Task to complete: Retype all the records with nothing changed.

Record extracts:
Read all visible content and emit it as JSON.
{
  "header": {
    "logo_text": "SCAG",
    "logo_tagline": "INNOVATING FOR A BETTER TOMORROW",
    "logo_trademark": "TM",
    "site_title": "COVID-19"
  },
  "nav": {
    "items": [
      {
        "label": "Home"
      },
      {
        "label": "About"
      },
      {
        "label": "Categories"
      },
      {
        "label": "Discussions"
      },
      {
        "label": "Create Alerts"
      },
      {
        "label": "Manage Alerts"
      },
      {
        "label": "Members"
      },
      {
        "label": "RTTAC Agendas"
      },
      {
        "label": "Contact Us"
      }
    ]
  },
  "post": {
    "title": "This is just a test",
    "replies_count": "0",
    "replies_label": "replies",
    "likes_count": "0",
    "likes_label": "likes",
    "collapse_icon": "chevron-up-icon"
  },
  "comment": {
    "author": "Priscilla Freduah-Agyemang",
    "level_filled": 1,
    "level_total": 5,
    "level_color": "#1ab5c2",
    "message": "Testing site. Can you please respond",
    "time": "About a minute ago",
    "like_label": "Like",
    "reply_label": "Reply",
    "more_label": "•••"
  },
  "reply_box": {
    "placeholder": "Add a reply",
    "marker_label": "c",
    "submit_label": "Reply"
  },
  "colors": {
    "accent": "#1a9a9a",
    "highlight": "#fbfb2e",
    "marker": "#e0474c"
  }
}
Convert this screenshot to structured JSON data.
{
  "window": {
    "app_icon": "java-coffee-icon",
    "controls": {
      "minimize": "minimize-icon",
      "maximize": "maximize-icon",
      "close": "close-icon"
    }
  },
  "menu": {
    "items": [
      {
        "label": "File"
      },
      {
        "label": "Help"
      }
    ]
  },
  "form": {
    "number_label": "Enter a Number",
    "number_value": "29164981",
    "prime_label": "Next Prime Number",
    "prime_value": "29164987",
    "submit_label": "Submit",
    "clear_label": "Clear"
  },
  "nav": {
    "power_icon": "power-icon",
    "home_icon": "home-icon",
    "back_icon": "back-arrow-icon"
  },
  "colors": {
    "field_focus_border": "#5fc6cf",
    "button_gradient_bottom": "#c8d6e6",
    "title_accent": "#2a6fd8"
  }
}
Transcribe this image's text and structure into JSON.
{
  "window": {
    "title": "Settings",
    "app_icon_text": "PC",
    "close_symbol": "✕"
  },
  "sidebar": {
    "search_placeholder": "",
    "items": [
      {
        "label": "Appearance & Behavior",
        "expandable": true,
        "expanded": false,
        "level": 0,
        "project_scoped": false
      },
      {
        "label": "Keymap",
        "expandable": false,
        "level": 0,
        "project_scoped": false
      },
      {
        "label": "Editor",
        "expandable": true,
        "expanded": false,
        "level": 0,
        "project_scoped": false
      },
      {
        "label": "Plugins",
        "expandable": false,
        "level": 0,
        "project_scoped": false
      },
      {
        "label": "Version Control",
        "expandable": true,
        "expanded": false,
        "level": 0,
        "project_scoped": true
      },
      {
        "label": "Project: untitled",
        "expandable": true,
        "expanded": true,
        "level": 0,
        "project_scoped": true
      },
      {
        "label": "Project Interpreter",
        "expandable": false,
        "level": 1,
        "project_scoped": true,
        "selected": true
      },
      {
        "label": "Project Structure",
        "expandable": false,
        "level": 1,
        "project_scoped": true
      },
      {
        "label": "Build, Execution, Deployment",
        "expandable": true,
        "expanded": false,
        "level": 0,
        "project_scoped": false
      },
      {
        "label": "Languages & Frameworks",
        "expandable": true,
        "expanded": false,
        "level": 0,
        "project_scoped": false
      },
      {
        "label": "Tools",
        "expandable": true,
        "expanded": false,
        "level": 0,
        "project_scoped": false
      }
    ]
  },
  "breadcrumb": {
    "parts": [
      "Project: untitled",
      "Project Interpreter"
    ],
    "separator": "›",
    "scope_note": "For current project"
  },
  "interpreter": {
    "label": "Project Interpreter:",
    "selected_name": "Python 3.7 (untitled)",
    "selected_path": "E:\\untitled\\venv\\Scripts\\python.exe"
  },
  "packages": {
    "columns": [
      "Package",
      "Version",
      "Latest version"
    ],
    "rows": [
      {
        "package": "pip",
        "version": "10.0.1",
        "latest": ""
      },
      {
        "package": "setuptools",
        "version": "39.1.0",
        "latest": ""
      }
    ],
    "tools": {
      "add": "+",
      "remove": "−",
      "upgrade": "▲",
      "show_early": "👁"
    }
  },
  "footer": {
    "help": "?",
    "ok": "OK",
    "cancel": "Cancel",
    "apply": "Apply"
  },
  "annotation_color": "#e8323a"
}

Exercise answer:
Read all visible content and emit it as JSON.
{
  "header": {
    "logo_text": "SCAG",
    "logo_tagline": "INNOVATING FOR A BETTER TOMORROW",
    "logo_trademark": "TM",
    "site_title": "COVID-19"
  },
  "nav": {
    "items": [
      {
        "label": "Home"
      },
      {
        "label": "About"
      },
      {
        "label": "Categories"
      },
      {
        "label": "Discussions"
      },
      {
        "label": "Create Alerts"
      },
      {
        "label": "Manage Alerts"
      },
      {
        "label": "Members"
      },
      {
        "label": "RTTAC Agendas"
      },
      {
        "label": "Contact Us"
      }
    ]
  },
  "post": {
    "title": "This is just a test",
    "replies_count": "0",
    "replies_label": "replies",
    "likes_count": "0",
    "likes_label": "likes",
    "collapse_icon": "chevron-up-icon"
  },
  "comment": {
    "author": "Priscilla Freduah-Agyemang",
    "level_filled": 1,
    "level_total": 5,
    "level_color": "#1ab5c2",
    "message": "Testing site. Can you please respond",
    "time": "About a minute ago",
    "like_label": "Like",
    "reply_label": "Reply",
    "more_label": "•••"
  },
  "reply_box": {
    "placeholder": "Add a reply",
    "marker_label": "c",
    "submit_label": "Reply"
  },
  "colors": {
    "accent": "#1a9a9a",
    "highlight": "#fbfb2e",
    "marker": "#e0474c"
  }
}
Convert this screenshot to structured JSON data.
{
  "window": {
    "app_icon": "java-coffee-icon",
    "controls": {
      "minimize": "minimize-icon",
      "maximize": "maximize-icon",
      "close": "close-icon"
    }
  },
  "menu": {
    "items": [
      {
        "label": "File"
      },
      {
        "label": "Help"
      }
    ]
  },
  "form": {
    "number_label": "Enter a Number",
    "number_value": "29164981",
    "prime_label": "Next Prime Number",
    "prime_value": "29164987",
    "submit_label": "Submit",
    "clear_label": "Clear"
  },
  "nav": {
    "power_icon": "power-icon",
    "home_icon": "home-icon",
    "back_icon": "back-arrow-icon"
  },
  "colors": {
    "field_focus_border": "#5fc6cf",
    "button_gradient_bottom": "#c8d6e6",
    "title_accent": "#2a6fd8"
  }
}
Transcribe this image's text and structure into JSON.
{
  "window": {
    "title": "Settings",
    "app_icon_text": "PC",
    "close_symbol": "✕"
  },
  "sidebar": {
    "search_placeholder": "",
    "items": [
      {
        "label": "Appearance & Behavior",
        "expandable": true,
        "expanded": false,
        "level": 0,
        "project_scoped": false
      },
      {
        "label": "Keymap",
        "expandable": false,
        "level": 0,
        "project_scoped": false
      },
      {
        "label": "Editor",
        "expandable": true,
        "expanded": false,
        "level": 0,
        "project_scoped": false
      },
      {
        "label": "Plugins",
        "expandable": false,
        "level": 0,
        "project_scoped": false
      },
      {
        "label": "Version Control",
        "expandable": true,
        "expanded": false,
        "level": 0,
        "project_scoped": true
      },
      {
        "label": "Project: untitled",
        "expandable": true,
        "expanded": true,
        "level": 0,
        "project_scoped": true
      },
      {
        "label": "Project Interpreter",
        "expandable": false,
        "level": 1,
        "project_scoped": true,
        "selected": true
      },
      {
        "label": "Project Structure",
        "expandable": false,
        "level": 1,
        "project_scoped": true
      },
      {
        "label": "Build, Execution, Deployment",
        "expandable": true,
        "expanded": false,
        "level": 0,
        "project_scoped": false
      },
      {
        "label": "Languages & Frameworks",
        "expandable": true,
        "expanded": false,
        "level": 0,
        "project_scoped": false
      },
      {
        "label": "Tools",
        "expandable": true,
        "expanded": false,
        "level": 0,
        "project_scoped": false
      }
    ]
  },
  "breadcrumb": {
    "parts": [
      "Project: untitled",
      "Project Interpreter"
    ],
    "separator": "›",
    "scope_note": "For current project"
  },
  "interpreter": {
    "label": "Project Interpreter:",
    "selected_name": "Python 3.7 (untitled)",
    "selected_path": "E:\\untitled\\venv\\Scripts\\python.exe"
  },
  "packages": {
    "columns": [
      "Package",
      "Version",
      "Latest version"
    ],
    "rows": [
      {
        "package": "pip",
        "version": "10.0.1",
        "latest": ""
      },
      {
        "package": "setuptools",
        "version": "39.1.0",
        "latest": ""
      }
    ],
    "tools": {
      "add": "+",
      "remove": "−",
      "upgrade": "▲",
      "show_early": "👁"
    }
  },
  "footer": {
    "help": "?",
    "ok": "OK",
    "cancel": "Cancel",
    "apply": "Apply"
  },
  "annotation_color": "#e8323a"
}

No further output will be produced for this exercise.